Studies evaluating the multiple effects of dietary deficiencies demonstrate the need for complete diets for optimum growth. Baker (1999) in describing the growth of young chicks showed that methionine, zinc, riboflavin, vitamin B-6, and choline were all necessary to good growth responses. The authors reported the results of studies that used a soy-protein isolate diet that was deficient in methionine, zinc, riboflavin, vitamin B-6, and choline for chick growth and was used to study individual or multiple deficiencies of several of these nutrients. In all cases, adding all three deficient nutrients together resulted in growth responses that were superior to those resulting from supplementation with any pairs of deficient nutrients. In a second assay, single addition of Zn but not of methionine or riboflavin produced a growth response, but the combination of either Zn and Met or Zn and riboflavin resulted in growth responses that were clearly greater than the response shown by zinc alone. Additional assays of individual or multiple deficiencies of choline, riboflavin, and vitamin B-6, and individual additions suggested that choline was first limiting.
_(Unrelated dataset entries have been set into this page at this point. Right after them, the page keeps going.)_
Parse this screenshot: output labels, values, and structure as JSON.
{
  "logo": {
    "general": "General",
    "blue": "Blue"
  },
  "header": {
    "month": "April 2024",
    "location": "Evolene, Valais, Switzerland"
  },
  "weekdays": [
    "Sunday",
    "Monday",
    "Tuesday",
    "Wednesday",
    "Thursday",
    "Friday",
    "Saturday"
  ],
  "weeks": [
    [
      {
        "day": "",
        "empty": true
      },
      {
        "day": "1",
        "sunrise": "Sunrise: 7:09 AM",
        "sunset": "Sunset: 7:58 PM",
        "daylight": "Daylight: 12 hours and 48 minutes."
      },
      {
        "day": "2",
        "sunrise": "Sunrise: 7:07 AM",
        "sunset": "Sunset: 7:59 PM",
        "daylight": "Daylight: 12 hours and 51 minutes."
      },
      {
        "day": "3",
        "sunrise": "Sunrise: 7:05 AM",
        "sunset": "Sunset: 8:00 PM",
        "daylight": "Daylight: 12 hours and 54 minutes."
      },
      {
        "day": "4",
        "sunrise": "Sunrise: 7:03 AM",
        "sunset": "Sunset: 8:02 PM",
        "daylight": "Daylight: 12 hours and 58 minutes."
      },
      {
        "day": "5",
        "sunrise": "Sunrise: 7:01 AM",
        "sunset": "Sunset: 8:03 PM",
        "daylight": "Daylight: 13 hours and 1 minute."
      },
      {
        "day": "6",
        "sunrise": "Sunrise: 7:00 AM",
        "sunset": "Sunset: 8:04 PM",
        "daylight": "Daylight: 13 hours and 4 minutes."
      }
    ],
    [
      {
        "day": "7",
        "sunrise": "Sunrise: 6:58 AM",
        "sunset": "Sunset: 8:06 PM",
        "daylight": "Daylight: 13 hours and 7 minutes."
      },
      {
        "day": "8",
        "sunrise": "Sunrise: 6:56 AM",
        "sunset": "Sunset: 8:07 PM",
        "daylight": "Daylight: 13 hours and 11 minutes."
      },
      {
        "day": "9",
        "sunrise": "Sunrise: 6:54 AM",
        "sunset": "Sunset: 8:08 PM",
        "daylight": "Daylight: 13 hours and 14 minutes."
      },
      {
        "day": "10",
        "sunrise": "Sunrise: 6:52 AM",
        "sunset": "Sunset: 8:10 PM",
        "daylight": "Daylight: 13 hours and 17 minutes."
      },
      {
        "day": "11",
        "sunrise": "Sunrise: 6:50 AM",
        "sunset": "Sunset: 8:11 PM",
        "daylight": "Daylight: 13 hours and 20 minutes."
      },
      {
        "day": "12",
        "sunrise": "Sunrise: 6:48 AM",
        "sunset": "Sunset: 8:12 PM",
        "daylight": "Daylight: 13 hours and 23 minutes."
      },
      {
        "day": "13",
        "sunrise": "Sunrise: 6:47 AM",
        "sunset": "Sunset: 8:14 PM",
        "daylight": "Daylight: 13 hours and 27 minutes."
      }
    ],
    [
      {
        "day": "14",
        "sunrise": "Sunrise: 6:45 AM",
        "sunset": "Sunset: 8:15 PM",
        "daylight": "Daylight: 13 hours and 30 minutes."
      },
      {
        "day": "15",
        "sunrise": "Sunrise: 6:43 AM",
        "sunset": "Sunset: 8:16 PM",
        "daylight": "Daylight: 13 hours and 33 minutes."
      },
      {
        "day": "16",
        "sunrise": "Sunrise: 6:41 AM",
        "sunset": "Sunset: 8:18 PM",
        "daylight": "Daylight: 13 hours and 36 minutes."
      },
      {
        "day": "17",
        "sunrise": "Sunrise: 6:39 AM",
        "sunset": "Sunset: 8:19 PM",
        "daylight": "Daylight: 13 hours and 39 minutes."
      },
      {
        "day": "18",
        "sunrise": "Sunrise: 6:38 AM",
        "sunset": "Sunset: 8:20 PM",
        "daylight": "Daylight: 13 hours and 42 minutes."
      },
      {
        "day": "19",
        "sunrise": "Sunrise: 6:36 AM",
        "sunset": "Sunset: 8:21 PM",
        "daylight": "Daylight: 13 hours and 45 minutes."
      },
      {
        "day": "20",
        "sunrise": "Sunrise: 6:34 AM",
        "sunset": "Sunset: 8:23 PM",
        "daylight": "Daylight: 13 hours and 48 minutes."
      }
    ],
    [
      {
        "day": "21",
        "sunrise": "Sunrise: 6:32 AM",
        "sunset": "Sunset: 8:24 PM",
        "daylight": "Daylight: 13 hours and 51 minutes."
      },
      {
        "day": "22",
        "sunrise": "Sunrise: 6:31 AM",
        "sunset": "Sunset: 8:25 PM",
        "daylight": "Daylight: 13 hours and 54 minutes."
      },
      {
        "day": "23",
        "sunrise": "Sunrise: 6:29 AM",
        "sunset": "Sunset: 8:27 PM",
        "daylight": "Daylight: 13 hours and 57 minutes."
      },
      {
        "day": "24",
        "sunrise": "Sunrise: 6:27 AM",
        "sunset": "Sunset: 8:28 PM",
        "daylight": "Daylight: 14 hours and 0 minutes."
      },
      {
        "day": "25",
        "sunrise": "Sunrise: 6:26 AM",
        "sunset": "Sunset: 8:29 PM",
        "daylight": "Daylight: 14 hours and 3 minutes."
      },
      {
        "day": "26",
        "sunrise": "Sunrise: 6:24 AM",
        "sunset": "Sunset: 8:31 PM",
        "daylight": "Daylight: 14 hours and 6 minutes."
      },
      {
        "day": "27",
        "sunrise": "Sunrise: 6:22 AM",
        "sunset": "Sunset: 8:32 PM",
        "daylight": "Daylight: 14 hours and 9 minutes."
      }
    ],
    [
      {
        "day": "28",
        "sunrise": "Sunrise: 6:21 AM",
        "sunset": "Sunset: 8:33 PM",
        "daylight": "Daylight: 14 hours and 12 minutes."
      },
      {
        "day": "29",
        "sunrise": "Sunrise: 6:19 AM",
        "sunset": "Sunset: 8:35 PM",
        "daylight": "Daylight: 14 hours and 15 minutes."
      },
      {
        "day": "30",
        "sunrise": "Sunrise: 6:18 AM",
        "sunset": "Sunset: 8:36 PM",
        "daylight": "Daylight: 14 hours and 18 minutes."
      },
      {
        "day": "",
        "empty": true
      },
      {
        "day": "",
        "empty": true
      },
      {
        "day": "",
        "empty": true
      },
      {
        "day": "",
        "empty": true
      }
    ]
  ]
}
We’ve been told to eat a balanced diet, and many of us try hard. Still, the consumption of supplements is on the rise, often as “insurance” against a suboptimal diet. For those who consume supplements, balance is a key there as well, whether the supplement is in a pill, a beverage, or a box that sits on the breakfast table. Optimal health, or in the case of livestock, optimal growth depends on a selection of nutrients to keep growth moving, and while shortage in some doesn’t halt growth, it may slow it. There is much to know about combinations of nutrients, and while there is a great deal of research being done, there is much more to do.
SOURCES FOR FURTHER INFORMATION
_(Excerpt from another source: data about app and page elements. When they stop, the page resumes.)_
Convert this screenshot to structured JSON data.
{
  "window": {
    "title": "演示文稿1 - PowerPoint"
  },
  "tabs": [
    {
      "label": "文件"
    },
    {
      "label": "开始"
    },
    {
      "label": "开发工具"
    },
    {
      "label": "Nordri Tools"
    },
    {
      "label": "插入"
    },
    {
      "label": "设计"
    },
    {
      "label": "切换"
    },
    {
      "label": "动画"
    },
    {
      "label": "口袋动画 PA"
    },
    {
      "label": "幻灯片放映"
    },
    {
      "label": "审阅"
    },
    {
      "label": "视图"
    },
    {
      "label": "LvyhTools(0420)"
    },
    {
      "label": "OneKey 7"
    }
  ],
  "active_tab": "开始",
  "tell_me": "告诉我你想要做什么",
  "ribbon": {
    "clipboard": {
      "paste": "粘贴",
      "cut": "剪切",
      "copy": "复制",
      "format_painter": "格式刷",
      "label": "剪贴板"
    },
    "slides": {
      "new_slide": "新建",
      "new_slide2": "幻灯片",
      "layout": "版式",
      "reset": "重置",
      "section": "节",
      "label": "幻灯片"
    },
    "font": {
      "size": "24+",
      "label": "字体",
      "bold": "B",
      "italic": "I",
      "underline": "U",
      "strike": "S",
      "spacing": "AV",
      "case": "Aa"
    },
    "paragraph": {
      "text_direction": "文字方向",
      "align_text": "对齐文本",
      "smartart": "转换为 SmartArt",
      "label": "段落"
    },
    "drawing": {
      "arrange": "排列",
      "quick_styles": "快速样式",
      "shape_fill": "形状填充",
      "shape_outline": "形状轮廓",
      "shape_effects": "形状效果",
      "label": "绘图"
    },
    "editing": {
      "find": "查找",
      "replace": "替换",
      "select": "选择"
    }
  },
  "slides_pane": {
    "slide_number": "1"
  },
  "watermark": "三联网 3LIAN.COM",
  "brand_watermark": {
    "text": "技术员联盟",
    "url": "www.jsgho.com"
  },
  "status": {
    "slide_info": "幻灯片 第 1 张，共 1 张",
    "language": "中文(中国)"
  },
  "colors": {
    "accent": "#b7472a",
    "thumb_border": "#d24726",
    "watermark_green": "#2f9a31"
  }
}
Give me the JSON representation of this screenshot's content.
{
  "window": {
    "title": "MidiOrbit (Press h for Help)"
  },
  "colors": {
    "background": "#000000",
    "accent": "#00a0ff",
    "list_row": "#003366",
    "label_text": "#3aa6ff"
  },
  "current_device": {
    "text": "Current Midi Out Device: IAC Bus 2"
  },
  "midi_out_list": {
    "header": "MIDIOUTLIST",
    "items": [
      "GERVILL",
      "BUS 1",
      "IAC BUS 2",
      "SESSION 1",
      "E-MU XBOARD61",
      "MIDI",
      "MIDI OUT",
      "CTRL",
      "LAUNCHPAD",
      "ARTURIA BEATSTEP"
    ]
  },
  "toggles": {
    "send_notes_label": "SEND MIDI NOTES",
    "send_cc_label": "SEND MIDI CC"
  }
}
Baker, D.H., Edwards, H.M., Strunk, C.S., Emmert, J.L., Peter, C.M., Mavromichalis, I., and Parr, T.M. 1999. Single vs multiple deficiencies of methionine, zinc, riboflavin, vitamin B-6, and choline elicit surprising growth responses in young chicks. J. Nutr. 129: 2239-2245
Bronner, F and Pansu, D. 1999. Nutritional aspects of calcium absorption. J Nutr. 129: 9-12.
Brown, J. 2000. Calcium intestinal uptake. Am. J. Clin. Nutr. 72:675-676A.
Jamison, J.M., Gilloreaux, J., Taper, H.S., and Summers, J.L. 2001. Evaluation of the in vitro and in vivo antitumor activities of vitamin C and K-3 combinations against human prostate cancer. J Nutr. 131:158S-160S.
Johnson, E.J., Qin, J., Krinsky, N.I., and Russell, R. M. 1997. Ingestion by men of a combined dose of beta carotene and lycopene does not affect the absorption of beta carotene but improves that of lycopene. J. Nutr. 127: 1833-1837.
Sinha R. and Caporaso, N. 1999. Diet, genetic susceptibility, and human cancer etiology. J Nutr. 129: 556S-559S.
Wood, R.J. 2000. Searching for the determinants of intestinal calcium absorption. Am. J. Clin. Nutr. 72: 675-676.